··· MATERIAL PROVIDED ···

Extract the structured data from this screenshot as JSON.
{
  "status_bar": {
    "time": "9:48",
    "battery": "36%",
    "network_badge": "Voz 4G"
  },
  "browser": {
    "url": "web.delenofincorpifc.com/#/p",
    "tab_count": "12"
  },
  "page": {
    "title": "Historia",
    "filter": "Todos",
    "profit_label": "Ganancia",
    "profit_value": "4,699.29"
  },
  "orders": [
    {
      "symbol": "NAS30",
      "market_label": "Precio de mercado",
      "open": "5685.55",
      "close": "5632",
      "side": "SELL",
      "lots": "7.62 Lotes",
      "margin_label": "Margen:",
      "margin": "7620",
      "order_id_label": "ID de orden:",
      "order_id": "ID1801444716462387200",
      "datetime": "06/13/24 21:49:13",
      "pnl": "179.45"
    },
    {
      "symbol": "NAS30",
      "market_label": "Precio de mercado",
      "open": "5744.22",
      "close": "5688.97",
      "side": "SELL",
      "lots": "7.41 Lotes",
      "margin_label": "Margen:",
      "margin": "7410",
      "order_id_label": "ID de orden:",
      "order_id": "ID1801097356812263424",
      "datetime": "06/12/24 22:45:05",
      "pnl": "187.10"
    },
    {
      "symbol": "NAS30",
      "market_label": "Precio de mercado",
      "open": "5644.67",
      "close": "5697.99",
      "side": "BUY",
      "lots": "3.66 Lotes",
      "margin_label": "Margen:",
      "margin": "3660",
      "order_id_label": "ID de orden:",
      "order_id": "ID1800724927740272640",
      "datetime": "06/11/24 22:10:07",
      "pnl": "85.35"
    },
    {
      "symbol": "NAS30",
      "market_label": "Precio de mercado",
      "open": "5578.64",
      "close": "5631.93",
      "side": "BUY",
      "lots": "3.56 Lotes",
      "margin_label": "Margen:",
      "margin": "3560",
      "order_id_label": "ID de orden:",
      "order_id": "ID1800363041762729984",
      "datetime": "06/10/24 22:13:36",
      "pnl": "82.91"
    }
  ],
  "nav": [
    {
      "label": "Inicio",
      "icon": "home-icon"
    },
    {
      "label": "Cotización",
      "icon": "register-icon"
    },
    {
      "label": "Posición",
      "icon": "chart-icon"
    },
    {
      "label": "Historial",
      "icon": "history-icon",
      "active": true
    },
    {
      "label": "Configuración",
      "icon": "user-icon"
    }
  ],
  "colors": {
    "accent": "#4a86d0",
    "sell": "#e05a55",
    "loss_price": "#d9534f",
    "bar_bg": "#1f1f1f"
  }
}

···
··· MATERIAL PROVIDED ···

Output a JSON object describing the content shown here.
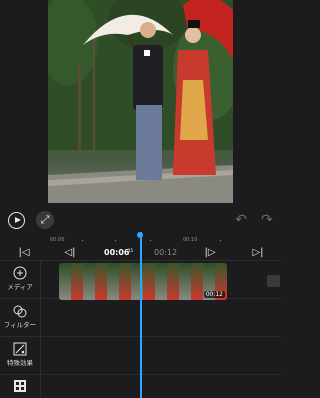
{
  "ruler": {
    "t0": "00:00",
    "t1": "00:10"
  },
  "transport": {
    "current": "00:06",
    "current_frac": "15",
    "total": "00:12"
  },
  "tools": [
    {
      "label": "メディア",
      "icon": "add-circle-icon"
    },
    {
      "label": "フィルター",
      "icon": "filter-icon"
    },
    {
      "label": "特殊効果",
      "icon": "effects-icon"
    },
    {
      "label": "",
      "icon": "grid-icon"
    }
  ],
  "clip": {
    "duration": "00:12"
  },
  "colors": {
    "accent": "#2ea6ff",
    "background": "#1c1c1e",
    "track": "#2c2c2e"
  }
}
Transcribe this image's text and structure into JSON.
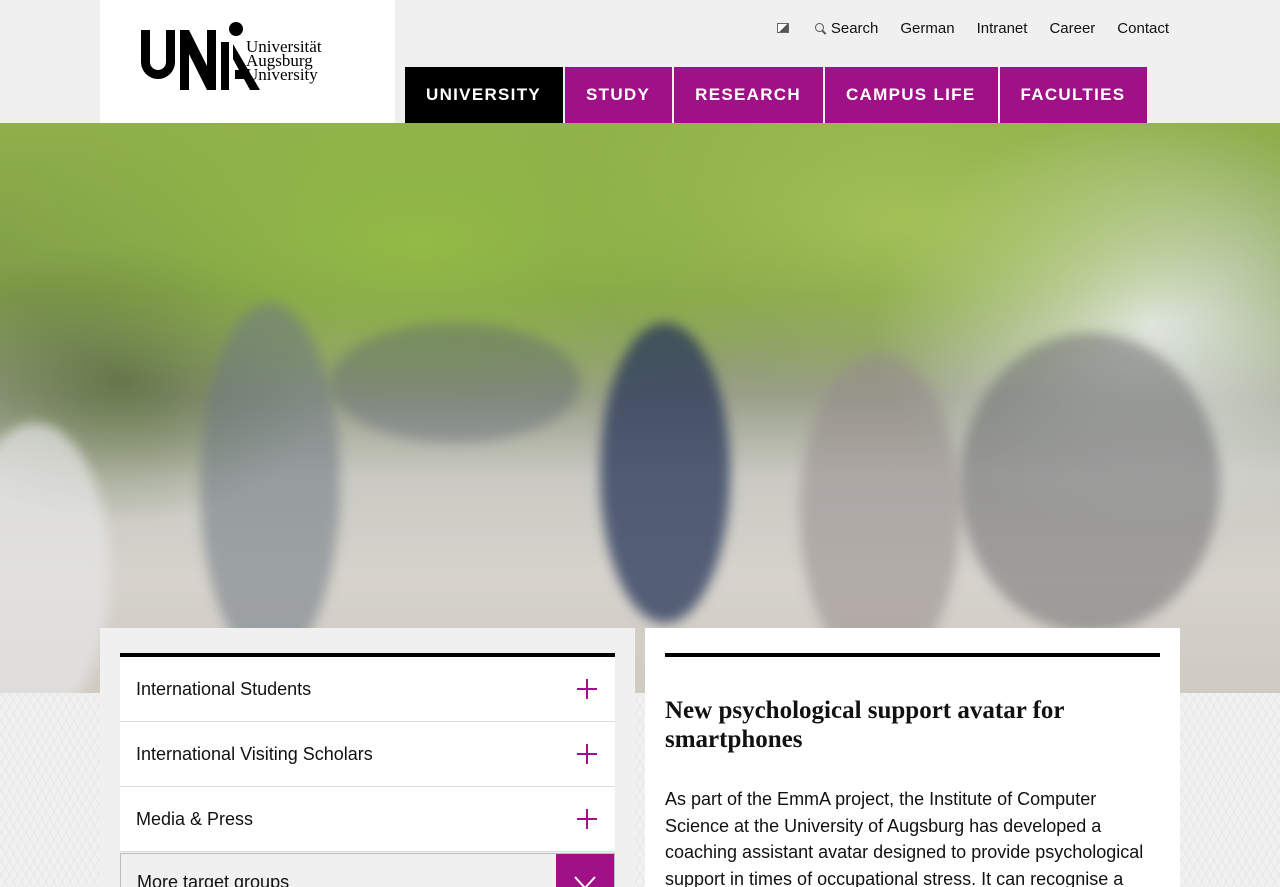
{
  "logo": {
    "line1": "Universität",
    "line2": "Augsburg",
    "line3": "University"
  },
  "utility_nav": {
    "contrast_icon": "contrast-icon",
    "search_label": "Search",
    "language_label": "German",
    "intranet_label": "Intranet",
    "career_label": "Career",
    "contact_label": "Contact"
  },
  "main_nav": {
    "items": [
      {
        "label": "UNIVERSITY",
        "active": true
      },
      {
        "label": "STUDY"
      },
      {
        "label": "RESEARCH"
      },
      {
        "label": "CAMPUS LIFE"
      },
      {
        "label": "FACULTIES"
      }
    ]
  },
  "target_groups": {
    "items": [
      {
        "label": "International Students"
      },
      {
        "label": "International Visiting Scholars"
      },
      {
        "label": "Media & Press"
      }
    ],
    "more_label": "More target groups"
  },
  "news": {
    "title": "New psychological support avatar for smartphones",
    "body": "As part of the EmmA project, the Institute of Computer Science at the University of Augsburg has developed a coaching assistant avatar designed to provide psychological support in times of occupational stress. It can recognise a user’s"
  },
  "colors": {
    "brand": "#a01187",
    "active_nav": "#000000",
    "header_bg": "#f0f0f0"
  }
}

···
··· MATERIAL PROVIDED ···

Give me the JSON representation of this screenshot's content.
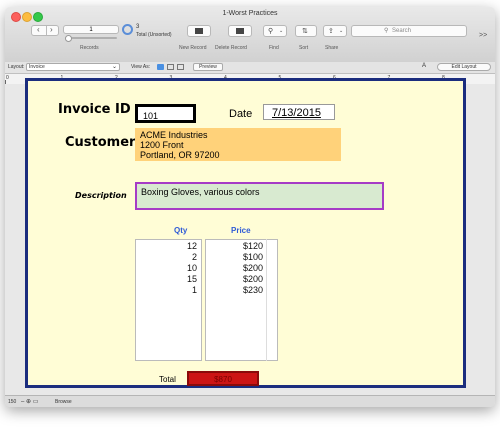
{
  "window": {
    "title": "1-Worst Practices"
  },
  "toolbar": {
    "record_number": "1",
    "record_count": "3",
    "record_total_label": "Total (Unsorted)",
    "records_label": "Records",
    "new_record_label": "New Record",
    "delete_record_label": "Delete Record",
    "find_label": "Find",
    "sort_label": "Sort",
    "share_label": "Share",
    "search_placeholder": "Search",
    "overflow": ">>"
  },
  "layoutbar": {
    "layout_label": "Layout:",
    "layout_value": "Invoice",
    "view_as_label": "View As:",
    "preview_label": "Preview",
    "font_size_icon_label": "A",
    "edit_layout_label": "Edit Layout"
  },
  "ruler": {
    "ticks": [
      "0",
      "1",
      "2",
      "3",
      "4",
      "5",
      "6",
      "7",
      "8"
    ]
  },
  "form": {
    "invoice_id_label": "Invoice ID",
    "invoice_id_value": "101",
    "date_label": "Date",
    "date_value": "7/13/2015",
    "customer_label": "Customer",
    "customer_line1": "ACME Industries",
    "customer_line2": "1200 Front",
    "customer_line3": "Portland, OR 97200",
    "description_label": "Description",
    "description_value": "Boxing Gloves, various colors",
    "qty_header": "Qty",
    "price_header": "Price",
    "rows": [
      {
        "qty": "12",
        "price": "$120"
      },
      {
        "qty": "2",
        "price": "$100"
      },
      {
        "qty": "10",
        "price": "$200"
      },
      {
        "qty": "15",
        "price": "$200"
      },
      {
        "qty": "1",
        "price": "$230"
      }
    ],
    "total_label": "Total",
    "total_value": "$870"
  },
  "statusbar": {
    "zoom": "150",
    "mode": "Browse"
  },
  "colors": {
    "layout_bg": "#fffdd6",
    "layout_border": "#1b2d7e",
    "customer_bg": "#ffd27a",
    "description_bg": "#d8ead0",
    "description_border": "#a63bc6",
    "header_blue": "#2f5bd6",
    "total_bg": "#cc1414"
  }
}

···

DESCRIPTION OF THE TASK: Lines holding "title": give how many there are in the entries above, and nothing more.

SOLUTION: 3